When "Seinfeld" ended nearly three years ago, Warburton says "the one frustrating thing was knowing that we had only scratched the surface of that character (Puddy) and knowing at the same time we had to bury Puddy. It would have been a bit of a mistake to do 'The Puddy Show.' "
He did do a pilot for NBC called "Blind Men," which was a comedy about men who sold window blinds. "And then one called 'Death and Taxes' that takes place in an IRS office. That is something people want to tune in to see," he says, laughing. "You wonder why none of these pilots has gone on the air."
Warburton is excited about his new comedy series, Fox's "The Tick," in which he plays a superhero. Originally scheduled for midseason, it is being held for the fall in case there are strikes by the writers or actors.
" 'The Tick' is an ingenious character," says Warburton. "He's been around for about 15 years. It was a comic book. It has a huge cult following."
Warburton believes that actors enter the profession because they are insecure and have "problems." Though he's a strapping, handsome 6 feet 3 and weighs about 230 pounds, Warburton was a self-described geek in high school.
"My sophomore year I was 5 feet, 6 inches and weighed 105 pounds. I had my Coke-bottle glasses. I was blind, cross--eyed. I have an astigmatism. No one would hang out with me," he recalls. "I had one friend--our parents would let us sleep over on the weekend--and the two of us would go to the local coin shops and bid on coins. No one would beat us up because that would be quite unsporty, but we sure were picked on. No one would go to the Sadie Hawkins dance with me unless my sister asked a best friend at the all-girls school down that street."
Warburton, who was attending an all-boys Catholic prep school in Orange County, transferred to a public high school his junior year. He began to grow and got contact lenses. "All of a sudden, I felt I could breathe," he says.
He caught the acting bug when he was about 13, hanging out backstage watching his mother doing community theater. "My mother, Barbara Lord, was an actress. She was like the spitting image of Princess Grace, just gorgeous," Warburton says. "She did a lot of series like 'One Step Beyond.' She never professionally acted while she was raising a family. But she would do community theater."

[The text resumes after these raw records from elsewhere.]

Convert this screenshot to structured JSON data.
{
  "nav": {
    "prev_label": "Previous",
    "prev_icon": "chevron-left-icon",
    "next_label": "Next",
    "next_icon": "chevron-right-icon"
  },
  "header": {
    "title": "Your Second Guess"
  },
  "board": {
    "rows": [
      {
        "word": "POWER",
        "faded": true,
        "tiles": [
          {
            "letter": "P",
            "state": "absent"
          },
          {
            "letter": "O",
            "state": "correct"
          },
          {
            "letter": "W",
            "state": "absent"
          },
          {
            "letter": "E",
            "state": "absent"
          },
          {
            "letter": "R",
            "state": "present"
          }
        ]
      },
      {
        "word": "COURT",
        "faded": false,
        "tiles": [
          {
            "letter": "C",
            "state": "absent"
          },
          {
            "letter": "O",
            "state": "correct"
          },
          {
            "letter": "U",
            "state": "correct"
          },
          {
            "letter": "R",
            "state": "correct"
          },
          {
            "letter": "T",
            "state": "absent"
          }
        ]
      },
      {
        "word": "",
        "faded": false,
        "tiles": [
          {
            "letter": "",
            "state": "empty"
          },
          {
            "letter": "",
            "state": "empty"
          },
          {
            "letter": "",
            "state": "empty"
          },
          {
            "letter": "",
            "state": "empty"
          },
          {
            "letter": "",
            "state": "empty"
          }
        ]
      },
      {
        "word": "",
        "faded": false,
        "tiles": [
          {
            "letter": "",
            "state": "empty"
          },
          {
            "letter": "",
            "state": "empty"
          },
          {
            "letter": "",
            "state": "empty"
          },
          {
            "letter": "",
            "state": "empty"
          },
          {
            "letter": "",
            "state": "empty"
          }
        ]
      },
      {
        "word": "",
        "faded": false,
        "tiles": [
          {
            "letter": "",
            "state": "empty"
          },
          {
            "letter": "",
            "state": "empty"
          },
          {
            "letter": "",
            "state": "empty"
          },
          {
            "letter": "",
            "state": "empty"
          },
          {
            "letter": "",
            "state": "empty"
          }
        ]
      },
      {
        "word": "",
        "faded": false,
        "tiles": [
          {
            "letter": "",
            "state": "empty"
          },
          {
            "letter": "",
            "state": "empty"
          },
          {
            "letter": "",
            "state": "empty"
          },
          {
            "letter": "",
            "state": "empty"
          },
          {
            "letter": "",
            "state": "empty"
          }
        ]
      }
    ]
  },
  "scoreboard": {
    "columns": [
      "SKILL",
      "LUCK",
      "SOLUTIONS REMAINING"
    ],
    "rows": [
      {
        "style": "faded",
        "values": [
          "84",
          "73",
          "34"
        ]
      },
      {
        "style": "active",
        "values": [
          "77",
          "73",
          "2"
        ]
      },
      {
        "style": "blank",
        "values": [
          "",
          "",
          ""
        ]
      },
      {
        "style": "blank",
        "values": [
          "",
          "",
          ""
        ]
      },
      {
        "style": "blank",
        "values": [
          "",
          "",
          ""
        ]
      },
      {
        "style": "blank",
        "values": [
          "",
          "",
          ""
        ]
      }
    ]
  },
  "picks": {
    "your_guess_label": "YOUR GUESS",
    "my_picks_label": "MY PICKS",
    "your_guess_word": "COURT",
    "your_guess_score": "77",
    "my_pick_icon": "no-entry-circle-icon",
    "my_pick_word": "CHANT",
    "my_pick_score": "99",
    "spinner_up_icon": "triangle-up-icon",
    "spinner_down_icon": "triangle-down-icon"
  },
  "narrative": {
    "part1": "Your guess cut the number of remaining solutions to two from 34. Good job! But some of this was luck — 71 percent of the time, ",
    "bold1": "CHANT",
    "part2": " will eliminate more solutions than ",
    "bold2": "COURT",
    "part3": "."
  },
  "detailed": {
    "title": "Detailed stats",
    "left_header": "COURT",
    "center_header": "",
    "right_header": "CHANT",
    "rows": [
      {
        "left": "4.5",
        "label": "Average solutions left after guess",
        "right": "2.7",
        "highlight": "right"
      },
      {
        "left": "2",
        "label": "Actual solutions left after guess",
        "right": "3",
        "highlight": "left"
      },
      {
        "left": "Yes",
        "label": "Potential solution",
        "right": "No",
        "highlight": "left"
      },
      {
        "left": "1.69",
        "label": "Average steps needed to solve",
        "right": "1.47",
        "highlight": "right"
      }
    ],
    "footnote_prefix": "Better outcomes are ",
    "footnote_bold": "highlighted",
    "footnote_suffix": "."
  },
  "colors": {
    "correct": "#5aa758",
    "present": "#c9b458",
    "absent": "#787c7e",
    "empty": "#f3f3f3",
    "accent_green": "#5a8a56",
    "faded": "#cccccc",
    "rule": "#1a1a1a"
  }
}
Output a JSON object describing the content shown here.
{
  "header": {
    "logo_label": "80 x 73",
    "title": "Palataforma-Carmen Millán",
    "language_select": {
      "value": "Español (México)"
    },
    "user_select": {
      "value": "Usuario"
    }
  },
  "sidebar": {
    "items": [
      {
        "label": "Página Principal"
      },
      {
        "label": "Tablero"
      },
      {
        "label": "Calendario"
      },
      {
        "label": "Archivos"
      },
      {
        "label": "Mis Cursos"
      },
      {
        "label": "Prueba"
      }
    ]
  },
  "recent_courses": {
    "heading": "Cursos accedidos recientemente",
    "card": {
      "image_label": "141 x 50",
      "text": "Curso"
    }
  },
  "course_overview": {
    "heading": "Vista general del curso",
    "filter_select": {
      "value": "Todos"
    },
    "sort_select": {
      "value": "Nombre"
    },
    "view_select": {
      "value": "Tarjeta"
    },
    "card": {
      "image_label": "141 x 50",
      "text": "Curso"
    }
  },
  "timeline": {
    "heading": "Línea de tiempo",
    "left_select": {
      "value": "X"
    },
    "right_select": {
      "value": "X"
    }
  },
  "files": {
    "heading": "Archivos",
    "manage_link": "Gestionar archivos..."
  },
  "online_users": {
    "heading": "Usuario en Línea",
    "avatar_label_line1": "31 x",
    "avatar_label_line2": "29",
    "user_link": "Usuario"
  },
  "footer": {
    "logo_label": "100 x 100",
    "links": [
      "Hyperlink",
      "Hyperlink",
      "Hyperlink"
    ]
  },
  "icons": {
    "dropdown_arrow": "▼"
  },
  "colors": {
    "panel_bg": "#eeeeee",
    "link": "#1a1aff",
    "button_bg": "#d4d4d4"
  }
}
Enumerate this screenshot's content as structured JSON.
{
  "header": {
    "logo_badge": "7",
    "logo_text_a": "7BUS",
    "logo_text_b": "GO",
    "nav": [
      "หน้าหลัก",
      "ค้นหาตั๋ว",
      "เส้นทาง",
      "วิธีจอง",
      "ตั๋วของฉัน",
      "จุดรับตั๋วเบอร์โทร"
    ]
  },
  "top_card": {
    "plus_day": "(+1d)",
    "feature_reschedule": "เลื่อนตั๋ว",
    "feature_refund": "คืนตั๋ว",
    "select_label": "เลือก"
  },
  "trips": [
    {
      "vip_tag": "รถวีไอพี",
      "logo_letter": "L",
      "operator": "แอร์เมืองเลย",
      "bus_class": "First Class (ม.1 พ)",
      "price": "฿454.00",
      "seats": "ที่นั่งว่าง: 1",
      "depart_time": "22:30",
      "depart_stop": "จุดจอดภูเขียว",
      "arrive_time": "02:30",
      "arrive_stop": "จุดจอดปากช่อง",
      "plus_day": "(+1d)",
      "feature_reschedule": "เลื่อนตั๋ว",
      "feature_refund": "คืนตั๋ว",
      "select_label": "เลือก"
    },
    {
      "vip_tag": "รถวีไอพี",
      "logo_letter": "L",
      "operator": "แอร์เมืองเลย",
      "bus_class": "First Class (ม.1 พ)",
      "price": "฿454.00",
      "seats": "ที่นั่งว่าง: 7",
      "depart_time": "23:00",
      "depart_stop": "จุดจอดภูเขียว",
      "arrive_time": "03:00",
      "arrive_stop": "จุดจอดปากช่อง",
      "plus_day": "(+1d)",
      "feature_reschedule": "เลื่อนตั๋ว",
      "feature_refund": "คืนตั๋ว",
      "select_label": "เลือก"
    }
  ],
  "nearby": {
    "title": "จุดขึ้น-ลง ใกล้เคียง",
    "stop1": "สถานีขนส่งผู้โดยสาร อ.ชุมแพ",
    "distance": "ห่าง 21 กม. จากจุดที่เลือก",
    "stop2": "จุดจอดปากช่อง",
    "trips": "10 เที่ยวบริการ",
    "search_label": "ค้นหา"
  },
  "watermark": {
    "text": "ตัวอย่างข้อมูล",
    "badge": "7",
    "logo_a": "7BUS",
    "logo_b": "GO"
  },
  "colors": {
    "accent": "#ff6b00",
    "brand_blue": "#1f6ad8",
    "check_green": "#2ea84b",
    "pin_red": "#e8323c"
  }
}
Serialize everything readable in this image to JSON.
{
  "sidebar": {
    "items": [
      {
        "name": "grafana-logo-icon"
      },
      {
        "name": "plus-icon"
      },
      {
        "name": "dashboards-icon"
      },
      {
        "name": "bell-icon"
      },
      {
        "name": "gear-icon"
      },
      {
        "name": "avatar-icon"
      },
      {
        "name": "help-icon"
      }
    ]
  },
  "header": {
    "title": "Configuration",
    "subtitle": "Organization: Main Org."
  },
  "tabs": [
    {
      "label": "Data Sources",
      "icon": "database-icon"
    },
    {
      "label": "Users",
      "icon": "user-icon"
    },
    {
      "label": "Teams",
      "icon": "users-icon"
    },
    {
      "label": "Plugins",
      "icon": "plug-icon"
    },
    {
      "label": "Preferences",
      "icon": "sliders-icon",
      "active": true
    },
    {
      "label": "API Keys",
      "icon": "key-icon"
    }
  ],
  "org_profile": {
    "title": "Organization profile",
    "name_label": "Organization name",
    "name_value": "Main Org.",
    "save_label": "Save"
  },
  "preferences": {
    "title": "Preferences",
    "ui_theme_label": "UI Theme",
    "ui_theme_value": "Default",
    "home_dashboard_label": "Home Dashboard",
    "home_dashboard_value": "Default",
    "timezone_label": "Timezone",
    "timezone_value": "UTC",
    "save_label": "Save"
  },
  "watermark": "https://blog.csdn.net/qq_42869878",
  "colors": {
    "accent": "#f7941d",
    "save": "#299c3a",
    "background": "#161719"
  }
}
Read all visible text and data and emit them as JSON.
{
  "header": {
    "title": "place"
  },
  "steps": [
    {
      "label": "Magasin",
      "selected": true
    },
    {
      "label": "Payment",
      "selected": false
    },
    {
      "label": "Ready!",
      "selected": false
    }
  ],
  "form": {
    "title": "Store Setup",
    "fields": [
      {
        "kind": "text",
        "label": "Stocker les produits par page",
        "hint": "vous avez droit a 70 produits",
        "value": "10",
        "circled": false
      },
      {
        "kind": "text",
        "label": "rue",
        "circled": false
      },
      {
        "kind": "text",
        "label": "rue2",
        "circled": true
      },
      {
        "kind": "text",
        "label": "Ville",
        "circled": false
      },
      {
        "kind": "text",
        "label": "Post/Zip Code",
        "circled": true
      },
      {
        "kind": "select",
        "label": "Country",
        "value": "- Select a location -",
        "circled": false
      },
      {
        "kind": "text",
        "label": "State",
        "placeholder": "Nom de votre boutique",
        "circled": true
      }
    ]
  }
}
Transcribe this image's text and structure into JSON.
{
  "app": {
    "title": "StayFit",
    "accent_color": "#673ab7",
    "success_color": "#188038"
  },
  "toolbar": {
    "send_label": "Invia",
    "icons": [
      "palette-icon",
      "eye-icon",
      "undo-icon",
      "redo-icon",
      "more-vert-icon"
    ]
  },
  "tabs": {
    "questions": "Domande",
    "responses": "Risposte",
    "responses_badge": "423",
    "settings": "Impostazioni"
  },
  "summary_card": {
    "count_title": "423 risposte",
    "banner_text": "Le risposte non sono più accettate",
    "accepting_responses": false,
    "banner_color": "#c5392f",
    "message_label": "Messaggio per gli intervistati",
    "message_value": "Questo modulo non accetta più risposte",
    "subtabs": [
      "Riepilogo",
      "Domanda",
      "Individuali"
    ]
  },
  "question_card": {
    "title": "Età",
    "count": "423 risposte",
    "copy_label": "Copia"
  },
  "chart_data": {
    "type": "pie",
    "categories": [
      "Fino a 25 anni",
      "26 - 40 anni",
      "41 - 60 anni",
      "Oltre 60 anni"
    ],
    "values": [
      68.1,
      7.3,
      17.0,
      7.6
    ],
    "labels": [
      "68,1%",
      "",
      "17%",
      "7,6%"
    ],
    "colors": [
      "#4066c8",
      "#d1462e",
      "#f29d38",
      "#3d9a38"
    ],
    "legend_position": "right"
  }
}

Initially, acting made Warburton feel socially accepted. These days, he says, "I feel the need to be proud of my work. I want people to enjoy what I do. I guess most importantly, I do want and need the acceptance from my peers."